Yes, Rocky Flats machined components for a nuclear weapon. In fact, for those of you who are not familiar with nuclear weapons, they machined the actual plutonium pit. But the activities at Rocky Flats didn’t stop at machining parts. There were chemical processes to retrieve the valuable radioactive materials from waste products. For instance there was a molten salt extraction process to recover americium from Plutonium 241, http://pubs.acs.org/doi/abs/10.1021/bk-1980-0117.ch032. In the early years there was also a foundry in Building 881. This foundry “cast enriched uranium into spherical shapes that were sent directly to machining.” http://www.lm.doe.gov/land/sites/co/rocky_flats/HAER/base/Buildings/881.htm.
If the statement that Rocky Flats was just a fancy machine shop, I have to ask, what respectable machine shop would not have a Criticality Lab? Yup, the Rocky Flats fancy machine shop had one. http://oralhistory.boulderlibrary.org/interview/oh1179/
This statement does a great disservice to the thousands of women and men who worked not only at Rocky Flats but at all of the nuclear weapons facilities. It trivializes the serious and dangerous work performed by the dedicated employees during the Cold War.
I was a bit hesitant in writing this blog. Am I sure I want to stir things up right before the Arvada Center’s event? Will this jeopardize the Alliance of Nuclear Worker Advocacy Groups (ANWAG) and DEEOIC Interim Advisory Board (DIAB) working relationship with DOE? Was it possible that the reporter misstated Mr. Surovchak’s statement or took it out of context?
As I said, earlier, I received a number of replies from the former workers. The one that convinced me that this blog needed to be written came from Mr. Maurice Copeland. Mr. Copeland is a former worker from the Kansas City Plant and DIAB Board member. He is also the petitioner to have that site included in the Special Exposure Cohort.
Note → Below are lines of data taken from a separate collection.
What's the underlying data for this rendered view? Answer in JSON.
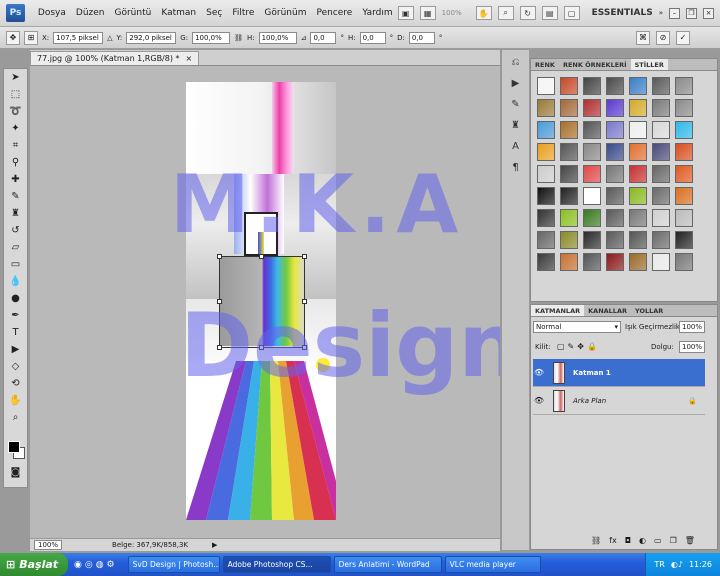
{
  "menubar": {
    "logo": "Ps",
    "items": [
      "Dosya",
      "Düzen",
      "Görüntü",
      "Katman",
      "Seç",
      "Filtre",
      "Görünüm",
      "Pencere",
      "Yardım"
    ],
    "zoom": "100%",
    "workspace": "ESSENTIALS"
  },
  "options": {
    "x_label": "X:",
    "x_value": "107,5 piksel",
    "y_label": "Y:",
    "y_value": "292,0 piksel",
    "w_label": "G:",
    "w_value": "100,0%",
    "h_label": "H:",
    "h_value": "100,0%",
    "angle_value": "0,0",
    "hskew_label": "H:",
    "hskew_value": "0,0",
    "vskew_label": "D:",
    "vskew_value": "0,0",
    "degree": "°"
  },
  "document": {
    "tab_title": "77.jpg @ 100% (Katman 1,RGB/8) *",
    "close_glyph": "×",
    "status_zoom": "100%",
    "status_info": "Belge: 367,9K/858,3K"
  },
  "watermark": {
    "line1": "M.K.A",
    "line2": "Design"
  },
  "styles_panel": {
    "tabs": [
      "RENK",
      "RENK ÖRNEKLERİ",
      "STİLLER"
    ],
    "swatches": [
      "#f4f4f4",
      "#c64a2a",
      "#444444",
      "#4a4a4a",
      "#3a7fc6",
      "#5a5a5a",
      "#8a8a8a",
      "#9a7a3a",
      "#a4693a",
      "#b03030",
      "#5a3ad0",
      "#d4aa2a",
      "#7a7a7a",
      "#8a8a8a",
      "#4a9ad6",
      "#a8702a",
      "#555555",
      "#7a7acc",
      "#eeeeee",
      "#d8d8d8",
      "#2fb8e8",
      "#e8a020",
      "#555555",
      "#888888",
      "#3a4a8a",
      "#e07030",
      "#4a4a7a",
      "#d85020",
      "#cccccc",
      "#444444",
      "#e04848",
      "#777777",
      "#c83030",
      "#666666",
      "#e05a20",
      "#111111",
      "#222222",
      "#ffffff",
      "#5a5a5a",
      "#8ab820",
      "#6a6a6a",
      "#d87020",
      "#333333",
      "#8ac020",
      "#3a7a20",
      "#5a5a5a",
      "#777777",
      "#cfcfcf",
      "#bbbbbb",
      "#666666",
      "#8a8a2a",
      "#2a2a2a",
      "#5a5a5a",
      "#555555",
      "#6a6a6a",
      "#222222",
      "#3a3a3a",
      "#c47030",
      "#555555",
      "#8a1a1a",
      "#9a6a2a",
      "#e8e8e8",
      "#777777"
    ]
  },
  "layers_panel": {
    "tabs": [
      "KATMANLAR",
      "KANALLAR",
      "YOLLAR"
    ],
    "blend_mode": "Normal",
    "opacity_label": "Işık Geçirmezlik:",
    "opacity_value": "100%",
    "lock_label": "Kilit:",
    "fill_label": "Dolgu:",
    "fill_value": "100%",
    "layers": [
      {
        "name": "Katman 1",
        "selected": true
      },
      {
        "name": "Arka Plan",
        "selected": false,
        "locked": true
      }
    ]
  },
  "taskbar": {
    "start": "Başlat",
    "buttons": [
      "SvD Design | Photosh...",
      "Adobe Photoshop CS...",
      "Ders Anlatimi - WordPad",
      "VLC media player"
    ],
    "active_index": 1,
    "language": "TR",
    "clock": "11:26"
  },
  "colors": {
    "layer_selected": "#3a6fcf",
    "watermark": "#6464eb"
  }
}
He emailed me and stated that the Deputy Site Manager referred to the Kansas City Plant “as just another manufacturing plant.” Did a memo go out directing the site managers to minimize to the public the type of work performed at these sites and the possible impact?
In 1999, then Secretary Bill Richardson acknowledged and apologized for the harm done to the workers at these facilities. Is DOE reverting to denying – or at least play down – the serious issues surrounding this program?
I’m a sick nuclear weapons worker advocate and obviously I take this responsibility as seriously as a mother bear protecting her cubs. There is also the environmental issue involving these sites. There are plenty of dedicated advocates for those problems. If we are going to face the problems the sick workers and the communities face in order to resolve them the federal government needs to be honest and open. It’s that simple.